Any tilted square has its vertices on four different rows.  But once we choose three of them, in order from bottom to top let's say, the shape of the square is fixed.  So:

We choose the 3 rows.  There are (n+1) choose 3 ways to do this.
Let's call them a, b, c in order. At this point we know that the
square is based on the vector (b-a, c-b).

Then we have to choose a location for the top point; the rest is then
determined by those vectors.  There are n+1 choices for that top point
in its row.  But some of those don't work, because the vectors will
make things stick out one way or another.

But the total horizontal extent of the square is (c-a).  So we are
going to have (n+1) - (c-a) places where the top point will work.

This seems like it's going to lead to a big ugly summation, maybe even a double sum or possibly triple.  But there is symmetry!

There are (n-1)*1 ways where c - a = 2, because we choose the top row
in n-1 ways, and then the middle row in 1 way, since there's only 1
more row in the distance of 2.
There are (n-2)*2 ways where c - a = 3, because we choose the top row
in n-2 ways, and then the middle row has 2 possibilities in between.
And so on, up to 1*(n-1) ways where c-a = n.

In other words, the number of ways for 2 and n are the same, for 3 and
n-1, and so on, since this is a symmetric list.  So the average is
(n+2)/2.

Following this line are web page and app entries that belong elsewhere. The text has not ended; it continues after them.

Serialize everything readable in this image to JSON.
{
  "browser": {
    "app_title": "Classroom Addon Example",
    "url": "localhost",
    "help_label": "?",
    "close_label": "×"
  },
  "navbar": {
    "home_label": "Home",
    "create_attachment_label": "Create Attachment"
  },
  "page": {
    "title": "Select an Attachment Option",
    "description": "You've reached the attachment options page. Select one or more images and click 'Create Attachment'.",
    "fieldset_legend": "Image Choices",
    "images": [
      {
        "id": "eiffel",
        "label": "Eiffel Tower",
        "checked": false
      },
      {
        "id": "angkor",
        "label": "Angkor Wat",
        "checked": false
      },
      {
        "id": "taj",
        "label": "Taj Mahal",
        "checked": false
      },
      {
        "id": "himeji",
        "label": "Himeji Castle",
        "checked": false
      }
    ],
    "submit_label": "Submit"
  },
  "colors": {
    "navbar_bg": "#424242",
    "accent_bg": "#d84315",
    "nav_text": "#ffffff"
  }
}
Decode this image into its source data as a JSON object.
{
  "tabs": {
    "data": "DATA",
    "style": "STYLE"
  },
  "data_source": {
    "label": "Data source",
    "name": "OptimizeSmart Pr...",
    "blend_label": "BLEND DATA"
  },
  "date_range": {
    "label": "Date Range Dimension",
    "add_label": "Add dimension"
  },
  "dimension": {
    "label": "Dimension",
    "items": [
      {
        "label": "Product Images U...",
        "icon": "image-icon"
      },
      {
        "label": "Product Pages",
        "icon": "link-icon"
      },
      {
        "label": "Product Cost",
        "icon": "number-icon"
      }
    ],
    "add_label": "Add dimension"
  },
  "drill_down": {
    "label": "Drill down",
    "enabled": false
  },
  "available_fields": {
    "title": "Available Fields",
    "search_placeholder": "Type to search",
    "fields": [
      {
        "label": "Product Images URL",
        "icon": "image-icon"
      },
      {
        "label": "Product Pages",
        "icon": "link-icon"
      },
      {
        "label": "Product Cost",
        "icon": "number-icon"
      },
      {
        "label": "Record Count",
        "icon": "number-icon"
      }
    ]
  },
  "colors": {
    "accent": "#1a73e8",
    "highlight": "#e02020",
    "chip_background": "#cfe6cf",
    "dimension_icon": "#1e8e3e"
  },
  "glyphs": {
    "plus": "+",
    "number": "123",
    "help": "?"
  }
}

And (n+1) - (n+2)/2 = n/2.  (A shame that this much algebra had to be involved to get that elegant n/2.)  So, there are (n+1 choose 3) ways to pick three rows, and on average each of those leads to n/2 tilted squares.

So there are (n+1 choose 3) * n/2 tilted squares in the grid. Add your n(n+1)(2n+1)/6 if you want the grand total.

QED.

Now onward to (n choose 2) * (n+1 choose 2) / 3... which is (without very much work) clearly algebraically equivalent, and a combinatorial proof seems within reason for that formula as well.  I have a few other equivalent formulas to think about too ...

Incidentally, all of these were discovered by some brute-force summations and then various algebraic or finite-differences tricks to find the simpler forms, and then the combinatorial approaches were found as explanations of the surprisingly simple formulas.

Thanks Joshua, both for the original problem, and a stimulating solution.